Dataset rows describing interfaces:
□ □ □ □
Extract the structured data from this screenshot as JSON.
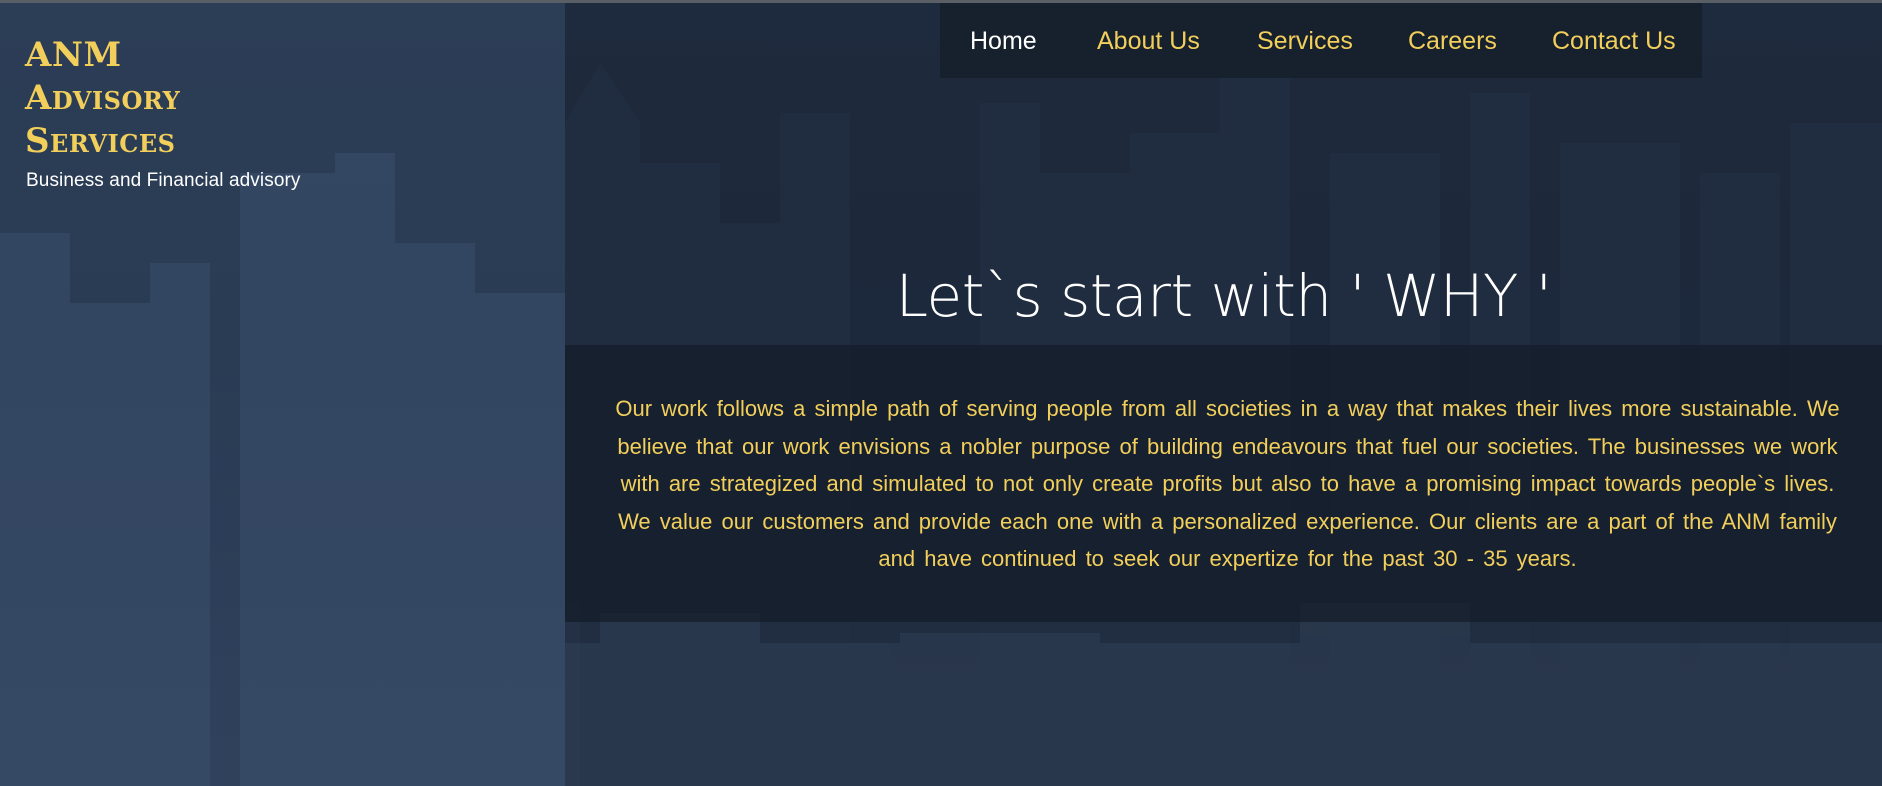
{
  "brand": {
    "line1": "ANM",
    "line2": "Advisory",
    "line3": "Services",
    "tagline": "Business and Financial advisory"
  },
  "nav": {
    "items": [
      {
        "label": "Home",
        "active": true
      },
      {
        "label": "About Us",
        "active": false
      },
      {
        "label": "Services",
        "active": false
      },
      {
        "label": "Careers",
        "active": false
      },
      {
        "label": "Contact Us",
        "active": false
      }
    ]
  },
  "hero": {
    "heading": "Let`s start with ' WHY '",
    "body": "Our work follows a simple path of serving people from all societies in a way that makes their lives more sustainable. We believe that our work envisions a nobler purpose of building endeavours that fuel our societies. The businesses we work with are strategized and simulated to not only create profits but also to have a promising impact towards people`s lives. We value our customers and provide each one with a personalized experience. Our clients are a part of the ANM family and have continued to seek our expertize for the past 30 - 35 years."
  },
  "colors": {
    "accent": "#f2cf5b",
    "background": "#1c2738",
    "nav_background": "#161e2a",
    "text_light": "#ffffff"
  }
}
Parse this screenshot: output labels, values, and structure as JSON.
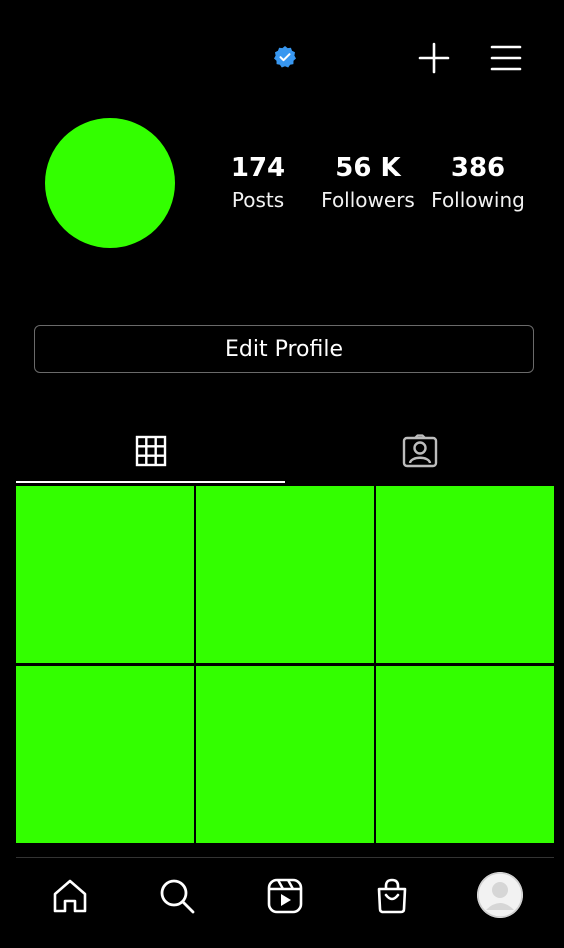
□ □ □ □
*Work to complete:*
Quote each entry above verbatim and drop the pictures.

*Response:*
Extract the structured data from this screenshot as JSON.
{
  "brand": {
    "line1": "ANM",
    "line2": "Advisory",
    "line3": "Services",
    "tagline": "Business and Financial advisory"
  },
  "nav": {
    "items": [
      {
        "label": "Home",
        "active": true
      },
      {
        "label": "About Us",
        "active": false
      },
      {
        "label": "Services",
        "active": false
      },
      {
        "label": "Careers",
        "active": false
      },
      {
        "label": "Contact Us",
        "active": false
      }
    ]
  },
  "hero": {
    "heading": "Let`s start with ' WHY '",
    "body": "Our work follows a simple path of serving people from all societies in a way that makes their lives more sustainable. We believe that our work envisions a nobler purpose of building endeavours that fuel our societies. The businesses we work with are strategized and simulated to not only create profits but also to have a promising impact towards people`s lives. We value our customers and provide each one with a personalized experience. Our clients are a part of the ANM family and have continued to seek our expertize for the past 30 - 35 years."
  },
  "colors": {
    "accent": "#f2cf5b",
    "background": "#1c2738",
    "nav_background": "#161e2a",
    "text_light": "#ffffff"
  }
}
Parse this screenshot: output labels, values, and structure as JSON.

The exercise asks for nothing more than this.